Biotech entrepreneur Girondi seeks orphan disease, son's cure
August 28, 2006
BY MICHAEL KRAUSS
Patrick Girondi is
a Chicago biotech entrepreneur who wants to save his son's life.
He also wants to deliver profitable returns for investors in his
Chicago-based biotech company, Errant Gene Therapeutics.
In the process,
he might deliver a cure for thalassemia, a horrible disease that
devastates the lives of people of Mediterranean descent. Girondi
also has his sights set on a cure for sickle cell anemia. If he's
successful, he could also help put Chicago on the map as a biotech
center. He has raised $1.7 million so far, and believes the prospects
for his company and its gene therapy treatment, Thalagen, are
"We will be in our first patient in about six months. The
FDA has already given us six beds at the NIH. We'll have six beds
at Sloan-Kettering. We should see results in 40 to 50 days. We
don't need to see a cure. We just need to see if a patient is
It would be
a tremendous step forward.
an unusual tech entrepreneur. He grew up at 26th and Halsted,
and doesn't have a degree in biochemistry or an MBA. He describes
himself as a tough kid who attended De La Salle, and found his
way into the Air Force, then to the Board of Trade, where he made
the rags to riches story," Girondi says. "I grew up
on the streets with no education. ... I was lucky. I made some
in 1987. Then in 1992, his first son, Rocco, was diagnosed with
thalassemia, a severe blood disorder.
is a genetic disease where the patient can't produce enough hemoglobin,
the oxygen carrier in the blood," Girondi says. "It
is a cousin disease to sickle cell anemia. Patients have to do
whole blood transfusions every 15 to 25 days to hold their hemoglobin
up. With transfusions there are complications and risks of other
diseases, plus iron builds up in the body.
He says patients
live to an average age of 27, succumbing to iron overload in the
only about 1,800 Americans are affected with the disease. Faced
with these small numbers, Girondi realized thalassemia was a so-called
orphan disease, not likely to be researched and cured. He decided
to learn everything he could about the disease.
out of trading, and into the pharmaceutical company," Girondi
says. He credits his fellow La Salle Street traders for helping
fund the company. "They just wrote checks," he says.
find a cure for thalassemia?

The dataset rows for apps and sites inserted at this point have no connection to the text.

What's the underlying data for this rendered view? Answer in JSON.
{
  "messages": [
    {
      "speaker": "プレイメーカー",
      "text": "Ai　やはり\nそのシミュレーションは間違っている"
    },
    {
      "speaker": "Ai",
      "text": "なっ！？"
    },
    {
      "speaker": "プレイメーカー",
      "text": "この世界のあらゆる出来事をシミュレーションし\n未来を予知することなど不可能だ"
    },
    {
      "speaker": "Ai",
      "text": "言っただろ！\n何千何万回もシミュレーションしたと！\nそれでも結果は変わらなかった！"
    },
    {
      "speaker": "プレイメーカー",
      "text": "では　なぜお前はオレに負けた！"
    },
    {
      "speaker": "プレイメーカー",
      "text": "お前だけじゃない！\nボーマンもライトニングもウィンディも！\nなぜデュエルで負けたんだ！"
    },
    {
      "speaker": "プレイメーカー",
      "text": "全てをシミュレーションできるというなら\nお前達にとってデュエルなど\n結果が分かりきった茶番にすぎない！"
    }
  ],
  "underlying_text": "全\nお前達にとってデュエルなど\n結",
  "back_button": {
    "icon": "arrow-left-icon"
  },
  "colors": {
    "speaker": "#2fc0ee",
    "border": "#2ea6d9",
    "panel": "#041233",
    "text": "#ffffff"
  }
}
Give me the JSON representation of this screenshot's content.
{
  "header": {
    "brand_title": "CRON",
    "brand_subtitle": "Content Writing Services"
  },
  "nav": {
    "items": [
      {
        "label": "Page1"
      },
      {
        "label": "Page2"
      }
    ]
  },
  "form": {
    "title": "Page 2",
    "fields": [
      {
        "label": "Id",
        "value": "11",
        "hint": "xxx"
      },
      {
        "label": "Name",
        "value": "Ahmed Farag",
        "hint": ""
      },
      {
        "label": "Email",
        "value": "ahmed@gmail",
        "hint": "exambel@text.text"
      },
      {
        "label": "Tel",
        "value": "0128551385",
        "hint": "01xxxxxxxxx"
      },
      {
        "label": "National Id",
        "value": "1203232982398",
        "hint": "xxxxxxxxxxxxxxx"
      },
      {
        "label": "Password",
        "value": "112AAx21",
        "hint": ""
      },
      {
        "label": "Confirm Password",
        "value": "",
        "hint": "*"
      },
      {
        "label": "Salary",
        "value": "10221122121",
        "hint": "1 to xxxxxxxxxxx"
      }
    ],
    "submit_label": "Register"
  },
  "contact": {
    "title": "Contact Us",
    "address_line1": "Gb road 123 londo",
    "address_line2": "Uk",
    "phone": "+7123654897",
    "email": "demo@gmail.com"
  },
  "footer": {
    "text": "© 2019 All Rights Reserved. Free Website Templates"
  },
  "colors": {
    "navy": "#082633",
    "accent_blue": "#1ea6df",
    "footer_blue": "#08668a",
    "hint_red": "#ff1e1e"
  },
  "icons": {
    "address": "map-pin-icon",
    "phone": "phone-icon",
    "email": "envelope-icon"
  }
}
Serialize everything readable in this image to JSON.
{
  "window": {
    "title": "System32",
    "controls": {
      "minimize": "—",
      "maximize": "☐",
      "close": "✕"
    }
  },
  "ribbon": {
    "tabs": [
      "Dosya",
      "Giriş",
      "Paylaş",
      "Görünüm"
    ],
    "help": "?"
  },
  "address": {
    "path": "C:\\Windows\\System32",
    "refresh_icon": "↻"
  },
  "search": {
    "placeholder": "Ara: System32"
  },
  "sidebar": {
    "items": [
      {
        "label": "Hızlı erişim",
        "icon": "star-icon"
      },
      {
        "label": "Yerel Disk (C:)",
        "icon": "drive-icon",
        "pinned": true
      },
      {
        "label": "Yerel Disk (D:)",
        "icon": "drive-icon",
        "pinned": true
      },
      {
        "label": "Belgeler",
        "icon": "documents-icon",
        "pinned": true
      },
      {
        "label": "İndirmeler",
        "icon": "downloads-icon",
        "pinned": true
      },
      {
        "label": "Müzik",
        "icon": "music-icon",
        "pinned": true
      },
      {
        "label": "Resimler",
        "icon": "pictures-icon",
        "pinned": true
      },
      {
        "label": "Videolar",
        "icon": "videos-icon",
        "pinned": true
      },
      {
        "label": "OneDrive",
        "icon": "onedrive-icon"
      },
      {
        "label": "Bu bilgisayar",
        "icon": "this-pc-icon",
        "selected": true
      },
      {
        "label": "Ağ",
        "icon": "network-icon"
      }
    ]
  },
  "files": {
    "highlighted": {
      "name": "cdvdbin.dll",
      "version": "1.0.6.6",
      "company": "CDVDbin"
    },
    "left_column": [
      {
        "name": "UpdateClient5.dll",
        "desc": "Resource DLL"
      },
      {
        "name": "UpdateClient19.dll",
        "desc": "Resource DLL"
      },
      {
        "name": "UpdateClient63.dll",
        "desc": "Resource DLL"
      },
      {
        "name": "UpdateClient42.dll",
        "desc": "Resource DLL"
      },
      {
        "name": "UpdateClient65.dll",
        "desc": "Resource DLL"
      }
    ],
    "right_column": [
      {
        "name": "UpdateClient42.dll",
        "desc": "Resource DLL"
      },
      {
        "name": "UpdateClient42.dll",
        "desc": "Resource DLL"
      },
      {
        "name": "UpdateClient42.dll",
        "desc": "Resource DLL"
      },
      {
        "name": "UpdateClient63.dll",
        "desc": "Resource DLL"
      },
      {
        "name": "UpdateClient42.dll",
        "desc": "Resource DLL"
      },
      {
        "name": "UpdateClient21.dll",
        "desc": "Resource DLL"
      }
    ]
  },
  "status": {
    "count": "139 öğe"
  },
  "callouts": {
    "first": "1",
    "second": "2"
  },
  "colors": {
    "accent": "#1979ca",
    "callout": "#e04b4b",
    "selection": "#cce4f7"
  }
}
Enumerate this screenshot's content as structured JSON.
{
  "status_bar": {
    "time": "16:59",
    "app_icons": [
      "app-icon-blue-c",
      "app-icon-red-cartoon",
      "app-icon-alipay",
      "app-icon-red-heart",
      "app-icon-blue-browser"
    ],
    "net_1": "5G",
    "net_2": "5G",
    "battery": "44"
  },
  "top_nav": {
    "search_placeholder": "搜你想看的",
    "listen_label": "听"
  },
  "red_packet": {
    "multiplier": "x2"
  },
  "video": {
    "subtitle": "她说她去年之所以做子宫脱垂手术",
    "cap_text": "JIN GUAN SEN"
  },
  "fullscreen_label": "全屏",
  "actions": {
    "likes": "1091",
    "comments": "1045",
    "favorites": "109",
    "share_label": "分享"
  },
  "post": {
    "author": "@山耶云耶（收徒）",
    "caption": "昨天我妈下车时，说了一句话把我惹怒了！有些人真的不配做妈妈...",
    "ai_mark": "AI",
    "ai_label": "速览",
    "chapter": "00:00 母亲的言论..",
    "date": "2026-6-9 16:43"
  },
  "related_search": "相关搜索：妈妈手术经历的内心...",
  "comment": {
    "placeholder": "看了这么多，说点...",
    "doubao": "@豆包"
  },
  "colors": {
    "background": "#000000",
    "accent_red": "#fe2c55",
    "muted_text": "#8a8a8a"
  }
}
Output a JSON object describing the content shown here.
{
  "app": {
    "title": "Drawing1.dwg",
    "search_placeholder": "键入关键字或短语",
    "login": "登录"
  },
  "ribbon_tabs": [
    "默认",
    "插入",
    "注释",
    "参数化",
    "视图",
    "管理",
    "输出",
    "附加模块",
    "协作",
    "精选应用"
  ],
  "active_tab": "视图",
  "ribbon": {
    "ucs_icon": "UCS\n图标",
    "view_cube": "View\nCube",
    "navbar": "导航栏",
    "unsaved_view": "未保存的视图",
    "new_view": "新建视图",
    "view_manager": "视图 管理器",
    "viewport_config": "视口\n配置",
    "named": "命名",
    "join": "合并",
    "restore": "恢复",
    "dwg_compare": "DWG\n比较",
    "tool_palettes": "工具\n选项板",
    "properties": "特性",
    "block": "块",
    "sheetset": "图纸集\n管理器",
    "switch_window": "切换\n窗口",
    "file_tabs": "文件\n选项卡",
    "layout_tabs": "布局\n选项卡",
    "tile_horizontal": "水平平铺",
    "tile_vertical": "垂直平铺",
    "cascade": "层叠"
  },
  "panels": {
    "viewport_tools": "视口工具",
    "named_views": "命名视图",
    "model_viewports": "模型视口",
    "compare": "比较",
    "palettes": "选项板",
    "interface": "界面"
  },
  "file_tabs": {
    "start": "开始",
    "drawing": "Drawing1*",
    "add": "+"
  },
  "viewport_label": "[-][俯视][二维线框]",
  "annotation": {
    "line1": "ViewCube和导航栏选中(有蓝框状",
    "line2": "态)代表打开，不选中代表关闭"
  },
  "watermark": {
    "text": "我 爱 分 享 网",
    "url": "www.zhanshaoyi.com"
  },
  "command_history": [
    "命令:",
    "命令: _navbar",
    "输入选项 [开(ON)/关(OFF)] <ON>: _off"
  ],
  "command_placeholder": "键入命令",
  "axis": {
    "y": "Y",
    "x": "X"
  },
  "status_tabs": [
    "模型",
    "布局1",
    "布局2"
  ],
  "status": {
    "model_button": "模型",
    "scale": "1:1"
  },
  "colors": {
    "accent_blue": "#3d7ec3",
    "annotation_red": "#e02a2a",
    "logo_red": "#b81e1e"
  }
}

There's no guarantee but De La Salle
President Brother Michael Quirk lauds Girondi. Quirk says, "Patrick
has worked his way up from the bottom. He's been generous to De
La Salle. Pat's a guy who never forgot his roots. He's really
could boost Chicago biotech. "EGT is the type of company
Chicagoans should be supporting," Dan Lyne, director of technology
development at World Business Chicago, says. "Patrick's taken
a successful career at the exchanges and a challenging personal
situation, and used his global network and personal resources
to fund a venture in the orphan pharmaceutical area. I think it's
Cubs, boost tech
acquisition of the Chicago Cubs by tech entrepreneur and Dallas
Mavericks owner Mark Cuban boost both Chicago's sports and tech
would be transformational. But Cuban throws cold water on the
Cubs idea. "They aren't for sale, so it doesn't matter,"
a pragmatic Cuban says.
the digital divide
Advisory Council on Closing the Digital Divide plans four public
hearings, council Chairwoman and MacArthur Vice President Julia
will allow Chicagoans to share ideas for closing the digital divide
with the advisory council. Hearings are scheduled for 6 p.m. Sept.
13 at the Woodson Regional Library; 6 p.m. Sept. 14 at the Sulzer
Regional Library; noon Sept. 20 at the Harold Washington Library
Center, and 6 p.m. Sept. 21 at the West Chicago Avenue Branch
In May, Mayor
Daley announced a plan to provide affordable Internet access throughout
the city, and formed the advisory council to examine ways to close
the digital divide.
did Hedy land Oprah?
How did Hedy
Ratner, co-president of the Women's Business Development Center,
land Oprah Winfrey to keynote the WBDC's 20th anniversary luncheon
entrepreneurial. She saw Oprah working out at the East Bank Club
and asked. Oprah said yes.
Krauss is a Chicago area tech writer and consultant.